iii. Bio-fuels Policy
iv. Energy Conservation and Efficiency Policy,
v. Carbon Emissions and Trading Policy, and
vi. Electricity Sector Policy and Strategy.
Also, with the support of CARICOM, a National Electricity Policy and Strategy document is being developed and is in its final stages of completion. Attention will also be paid to Energy Conservation and Efficiency (ECE) Improvement for the Private Sector to Improve Business Competitiveness.

General initiatives which are currently being implemented include:
1. A programme for the efficiency branding of facilities (greening, if you will) – Tourism, Commercial, Manufacturing and Industrial sectors.
2. A programme providing financial and technical support for ECE implementation for Commercial, manufacturing and Industrial (C, M &I) sectors.
3. Establishing targets for energy use reduction for large Commercial, Manufacturing and Industrial enterprises. Some facilities will be deemed energy management facilities and will be required to appoint an energy manager, have an updated energy audit, and implement a system of tracking and reporting.
4. Expanding the financing facility for householders to access solar water heaters, photovoltaic home systems and other Energy conservation and Efficiency (ECE) devices at low interest rates.
5. Replacing incandescent lamps with compact fluorescent lamps in homes and businesses. There is significant potential for energy savings from the replacement of incandescent light with compact fluorescent bulbs, LEDs and other energy efficient devices.
6. Encouraging the National Housing Trust to introduce ECE initiatives as a condition of home improvement loans.
7. Other financing agencies are also to be encouraged to include as a requirement ECE efforts (e.g. energy audit of facilities) for loans at preferential interest rates.

These areas present several opportunities for the private sector and for financial institutions such as:
i. New financial instruments to support energy conservation and efficiency
ii. Development of Energy Services Companies (ESCOs)
iii. Introduction of new products and
iv. Manufacturing and local assembling of products


In conclusion, Mr Speaker, the National Energy Policy prescribes the framework within which the Jamaica Energy Sector can be developed, modernized and provides the medium to long term energy needs of the country. It is being enhanced by the development of several sub–policies, strategies and the requisite legislative, regulatory and institutional provisions to ensure success.

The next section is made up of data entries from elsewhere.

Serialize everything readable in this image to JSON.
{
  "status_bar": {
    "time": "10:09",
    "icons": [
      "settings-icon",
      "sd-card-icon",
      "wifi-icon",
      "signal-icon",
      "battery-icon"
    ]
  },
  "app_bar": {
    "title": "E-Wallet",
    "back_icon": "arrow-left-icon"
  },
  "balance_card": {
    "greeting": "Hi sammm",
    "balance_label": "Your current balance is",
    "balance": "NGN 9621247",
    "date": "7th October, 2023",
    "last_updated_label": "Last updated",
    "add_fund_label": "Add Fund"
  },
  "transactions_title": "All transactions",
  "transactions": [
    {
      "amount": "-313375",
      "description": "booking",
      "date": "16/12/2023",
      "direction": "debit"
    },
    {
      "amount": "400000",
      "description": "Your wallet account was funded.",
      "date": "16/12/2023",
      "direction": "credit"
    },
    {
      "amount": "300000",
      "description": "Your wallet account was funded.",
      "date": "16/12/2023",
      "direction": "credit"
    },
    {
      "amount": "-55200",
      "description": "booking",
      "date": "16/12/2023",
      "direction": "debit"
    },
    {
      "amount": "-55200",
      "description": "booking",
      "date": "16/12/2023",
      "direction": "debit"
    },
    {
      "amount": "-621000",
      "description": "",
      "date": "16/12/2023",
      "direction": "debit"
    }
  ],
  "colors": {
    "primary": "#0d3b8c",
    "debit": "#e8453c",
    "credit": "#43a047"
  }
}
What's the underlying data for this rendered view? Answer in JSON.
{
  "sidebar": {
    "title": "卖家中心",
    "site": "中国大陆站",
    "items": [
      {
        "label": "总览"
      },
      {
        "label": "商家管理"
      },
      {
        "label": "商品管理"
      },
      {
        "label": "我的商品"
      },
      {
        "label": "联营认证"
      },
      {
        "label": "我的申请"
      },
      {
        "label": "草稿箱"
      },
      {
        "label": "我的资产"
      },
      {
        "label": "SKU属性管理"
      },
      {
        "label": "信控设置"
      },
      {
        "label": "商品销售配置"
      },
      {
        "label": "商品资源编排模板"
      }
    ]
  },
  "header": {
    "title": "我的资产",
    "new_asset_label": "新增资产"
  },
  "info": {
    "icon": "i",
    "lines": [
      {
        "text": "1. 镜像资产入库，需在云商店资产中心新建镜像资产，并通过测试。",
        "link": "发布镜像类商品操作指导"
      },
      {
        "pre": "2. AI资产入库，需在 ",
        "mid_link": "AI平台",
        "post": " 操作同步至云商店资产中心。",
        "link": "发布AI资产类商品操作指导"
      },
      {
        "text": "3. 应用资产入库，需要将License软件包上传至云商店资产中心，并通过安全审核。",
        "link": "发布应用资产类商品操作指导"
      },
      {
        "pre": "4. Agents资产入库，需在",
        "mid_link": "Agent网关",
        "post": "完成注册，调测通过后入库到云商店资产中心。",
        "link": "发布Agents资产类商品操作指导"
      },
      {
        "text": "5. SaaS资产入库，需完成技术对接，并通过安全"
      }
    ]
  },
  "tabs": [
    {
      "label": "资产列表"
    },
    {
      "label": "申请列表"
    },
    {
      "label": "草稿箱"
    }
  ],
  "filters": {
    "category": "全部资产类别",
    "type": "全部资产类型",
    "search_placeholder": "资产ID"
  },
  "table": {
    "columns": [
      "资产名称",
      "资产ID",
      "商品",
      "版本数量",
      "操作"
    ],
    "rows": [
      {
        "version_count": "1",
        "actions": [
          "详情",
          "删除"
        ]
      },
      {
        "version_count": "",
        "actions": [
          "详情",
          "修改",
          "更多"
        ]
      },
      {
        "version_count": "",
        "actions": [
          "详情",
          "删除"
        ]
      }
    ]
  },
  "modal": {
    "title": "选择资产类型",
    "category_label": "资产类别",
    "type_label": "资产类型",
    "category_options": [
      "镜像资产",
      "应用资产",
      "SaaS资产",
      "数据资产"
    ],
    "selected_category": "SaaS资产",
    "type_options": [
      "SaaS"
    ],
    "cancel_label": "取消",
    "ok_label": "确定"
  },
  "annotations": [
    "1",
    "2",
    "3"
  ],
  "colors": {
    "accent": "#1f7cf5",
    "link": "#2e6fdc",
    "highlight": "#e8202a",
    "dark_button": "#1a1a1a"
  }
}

What is needed now is investment capital to further develop the country’s renewable energy potentials in solar, wind, hydro and biofuels.

We recognize the limitations in the present legislative and regulatory framework but we are taking the required steps to do whatever is necessary, within the context of the overall operations of the Government.

It is through the policy prescriptions of the National Energy Policy and the several sub–policies and the collaboration with the key stakeholders that we will achieve full scale deployment of renewable energy technologies, improve energy conservation and efficiency, diversify the energy supply mix and place the Jamaica Energy Sector on a sustainable development path.

Mr. Speaker, members of this Honourable House, listeners and viewers far and near, Jamaica is open for business as we transform the energy sector from one that is characterized as overly dependent on imported oil, and an old and inefficient energy sector into one that is a modern, diversified and cost effective. And this development thrust will be pursued in a sustainable manner in harmony with the green environment.

I thank you.